Have you ever wondered how Bluelight stays online?

Bluelight co-owners have ensured the survival of the website after our benefactor passed away. There were a few options for us to establish our own revenue streams:

1. Constantly run donation drives (annoying to members, diverts from our focus, extremely time consuming for senior staff, and probably wouldn't be sufficient to pay our bills)

2. Sell advertising to the highest bidder (even more annoying to our members, clutters the site, diverts from our focus)

3. Paid memberships: defeats the purpose of providing harm reduction to the masses and would likely fail, anyway

4. Collaborate with researchers: (May have some hypothetical/theoretical drawbacks, but has many practical benefits, not the least of which includes going Bluelight an opportunity to directly contribute to the growing body of scientific research)

For many reasons we believe the last option provides Bluelight with the most benefit and least amount of compromise.

Most arguments against what we're doing seem to hinge on the idea that somehow, the information that's being collected will ultimately either be "sold to the government" or otherwise misconstrued to contribute to anti-drug "propaganda", with the end result being increased controls over or reduced access to certain drugs that are used recreationally.

What this critique fails to take into account is that many research organisations are already automatically mining Bluelight without our permission for the information they want via crawlers. The data is out there. By opening working with research organisations, we can have some influence and oversight over the research process.

We have partnered with the research organisation Inflexxion for a number of years now. We have a fantastic working relationship, where their team consults with us regularly, provides drafts of surveys for us to provide feedback, and has worked with us on one occasion to publish an article together on the research findings.

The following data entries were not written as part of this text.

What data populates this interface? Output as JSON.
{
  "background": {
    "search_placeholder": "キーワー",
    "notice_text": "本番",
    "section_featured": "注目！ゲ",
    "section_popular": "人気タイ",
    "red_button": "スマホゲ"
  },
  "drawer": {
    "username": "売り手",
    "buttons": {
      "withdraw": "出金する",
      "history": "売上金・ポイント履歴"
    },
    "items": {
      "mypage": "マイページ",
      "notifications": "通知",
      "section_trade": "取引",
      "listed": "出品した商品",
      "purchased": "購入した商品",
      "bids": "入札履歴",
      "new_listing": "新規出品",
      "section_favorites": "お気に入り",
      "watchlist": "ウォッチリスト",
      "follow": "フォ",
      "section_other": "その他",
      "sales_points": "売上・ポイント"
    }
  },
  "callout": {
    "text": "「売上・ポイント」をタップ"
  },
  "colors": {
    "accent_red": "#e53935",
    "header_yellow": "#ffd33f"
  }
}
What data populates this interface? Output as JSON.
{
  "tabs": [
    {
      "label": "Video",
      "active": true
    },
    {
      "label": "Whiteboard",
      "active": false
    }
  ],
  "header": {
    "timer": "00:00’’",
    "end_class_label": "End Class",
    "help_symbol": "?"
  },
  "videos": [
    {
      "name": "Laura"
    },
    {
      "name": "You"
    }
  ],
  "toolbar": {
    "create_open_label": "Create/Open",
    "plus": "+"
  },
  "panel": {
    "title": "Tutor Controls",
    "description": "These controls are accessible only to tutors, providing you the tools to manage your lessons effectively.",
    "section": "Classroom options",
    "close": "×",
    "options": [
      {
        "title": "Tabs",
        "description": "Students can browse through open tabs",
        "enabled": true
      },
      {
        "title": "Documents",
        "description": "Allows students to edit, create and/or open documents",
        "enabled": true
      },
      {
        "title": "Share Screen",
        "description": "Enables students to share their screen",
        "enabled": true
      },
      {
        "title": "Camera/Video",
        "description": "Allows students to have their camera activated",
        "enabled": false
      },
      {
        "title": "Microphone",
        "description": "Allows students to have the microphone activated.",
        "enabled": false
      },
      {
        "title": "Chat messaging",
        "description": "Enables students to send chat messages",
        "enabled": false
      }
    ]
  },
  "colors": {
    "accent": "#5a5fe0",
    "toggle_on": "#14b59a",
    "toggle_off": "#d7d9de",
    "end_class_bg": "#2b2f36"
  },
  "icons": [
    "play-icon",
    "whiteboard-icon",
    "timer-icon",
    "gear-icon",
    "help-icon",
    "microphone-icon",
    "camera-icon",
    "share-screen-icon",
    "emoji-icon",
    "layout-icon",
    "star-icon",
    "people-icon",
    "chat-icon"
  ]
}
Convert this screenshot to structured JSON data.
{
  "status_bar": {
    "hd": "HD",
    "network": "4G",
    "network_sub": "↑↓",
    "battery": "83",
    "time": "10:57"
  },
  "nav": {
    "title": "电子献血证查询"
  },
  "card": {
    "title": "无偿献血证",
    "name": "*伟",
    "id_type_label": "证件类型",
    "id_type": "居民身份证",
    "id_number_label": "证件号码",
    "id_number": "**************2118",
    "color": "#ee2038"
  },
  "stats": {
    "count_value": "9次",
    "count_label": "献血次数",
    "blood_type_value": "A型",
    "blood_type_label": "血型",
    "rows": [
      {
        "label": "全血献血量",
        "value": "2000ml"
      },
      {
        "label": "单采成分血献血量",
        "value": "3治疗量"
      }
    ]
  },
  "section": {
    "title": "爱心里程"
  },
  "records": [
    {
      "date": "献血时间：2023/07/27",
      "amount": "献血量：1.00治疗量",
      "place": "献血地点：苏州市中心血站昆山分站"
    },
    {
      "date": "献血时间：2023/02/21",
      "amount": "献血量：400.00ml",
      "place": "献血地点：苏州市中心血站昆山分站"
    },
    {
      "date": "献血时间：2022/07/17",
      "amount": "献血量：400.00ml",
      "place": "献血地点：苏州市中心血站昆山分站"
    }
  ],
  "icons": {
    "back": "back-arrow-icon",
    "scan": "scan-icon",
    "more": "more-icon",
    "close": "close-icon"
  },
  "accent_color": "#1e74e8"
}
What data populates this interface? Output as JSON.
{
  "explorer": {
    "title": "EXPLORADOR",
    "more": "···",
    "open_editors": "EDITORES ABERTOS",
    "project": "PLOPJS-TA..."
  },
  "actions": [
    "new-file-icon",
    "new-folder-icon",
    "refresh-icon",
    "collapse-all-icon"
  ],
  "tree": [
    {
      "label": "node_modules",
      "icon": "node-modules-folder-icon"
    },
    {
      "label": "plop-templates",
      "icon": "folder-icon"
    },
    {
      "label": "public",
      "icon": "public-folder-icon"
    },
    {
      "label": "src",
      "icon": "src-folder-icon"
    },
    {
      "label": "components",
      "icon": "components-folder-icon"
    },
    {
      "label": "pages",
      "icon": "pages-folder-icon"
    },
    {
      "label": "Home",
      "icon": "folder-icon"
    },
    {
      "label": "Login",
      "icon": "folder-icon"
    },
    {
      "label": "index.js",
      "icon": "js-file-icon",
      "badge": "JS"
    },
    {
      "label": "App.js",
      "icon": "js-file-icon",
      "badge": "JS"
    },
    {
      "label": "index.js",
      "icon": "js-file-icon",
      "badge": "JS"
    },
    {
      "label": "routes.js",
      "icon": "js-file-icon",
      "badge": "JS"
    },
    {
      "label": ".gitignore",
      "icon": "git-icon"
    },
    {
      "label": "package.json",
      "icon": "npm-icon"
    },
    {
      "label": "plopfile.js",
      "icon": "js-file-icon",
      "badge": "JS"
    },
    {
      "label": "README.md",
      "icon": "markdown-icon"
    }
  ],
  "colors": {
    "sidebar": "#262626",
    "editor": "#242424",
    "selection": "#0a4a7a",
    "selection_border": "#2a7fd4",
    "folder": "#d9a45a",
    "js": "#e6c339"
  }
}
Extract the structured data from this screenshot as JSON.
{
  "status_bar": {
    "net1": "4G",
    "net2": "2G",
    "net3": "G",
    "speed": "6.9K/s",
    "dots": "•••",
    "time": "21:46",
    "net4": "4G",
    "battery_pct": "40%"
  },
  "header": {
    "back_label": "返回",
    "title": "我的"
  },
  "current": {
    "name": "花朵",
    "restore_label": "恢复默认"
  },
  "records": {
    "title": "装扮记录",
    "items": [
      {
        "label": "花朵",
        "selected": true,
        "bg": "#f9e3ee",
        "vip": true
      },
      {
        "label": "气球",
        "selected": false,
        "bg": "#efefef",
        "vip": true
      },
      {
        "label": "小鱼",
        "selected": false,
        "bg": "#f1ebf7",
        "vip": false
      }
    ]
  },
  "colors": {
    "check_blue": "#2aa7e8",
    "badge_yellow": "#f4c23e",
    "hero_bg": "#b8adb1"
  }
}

I am personally involved in checking through the survey items and liaising with researchers who wish to collaborate with Bluelight. Being in drug trend and drug policy research myself, I am in a unique position to ensure the integrity of these research collaborations from Bluelight's perspective.

That is not to say there aren't any potential drawbacks to these partnerships. Is there any possibility that this data could somehow lead to some consequence down the line that one of our members might interpret as negative? Of course, there is no way to rule that out. That said, drugs with high potential for abuse are already scheduled and heavily controlled, regardless. Tamper resistant formulations and reformulations are similarly an industry standard.

Nevertheless, we think that what's most important is that we ask people to balance relative fears over vague and nebulous possibilities against the very concrete realities. These collaborations not only allow Bluelight to exist, but they afford us an opportunity to evolve into something more than just a drug discussion board: a legitimate resource to the scientific community with a mission of our own to further.

You can read more at our Pledge to the Community.

And please feel free to comment below.

We also urge you to support our research partnership by considering completing the Inflexxion survey. Filling out a survey on Bluelight is as effective as making a cash donation, and it usually only takes 15 minutes your time. :)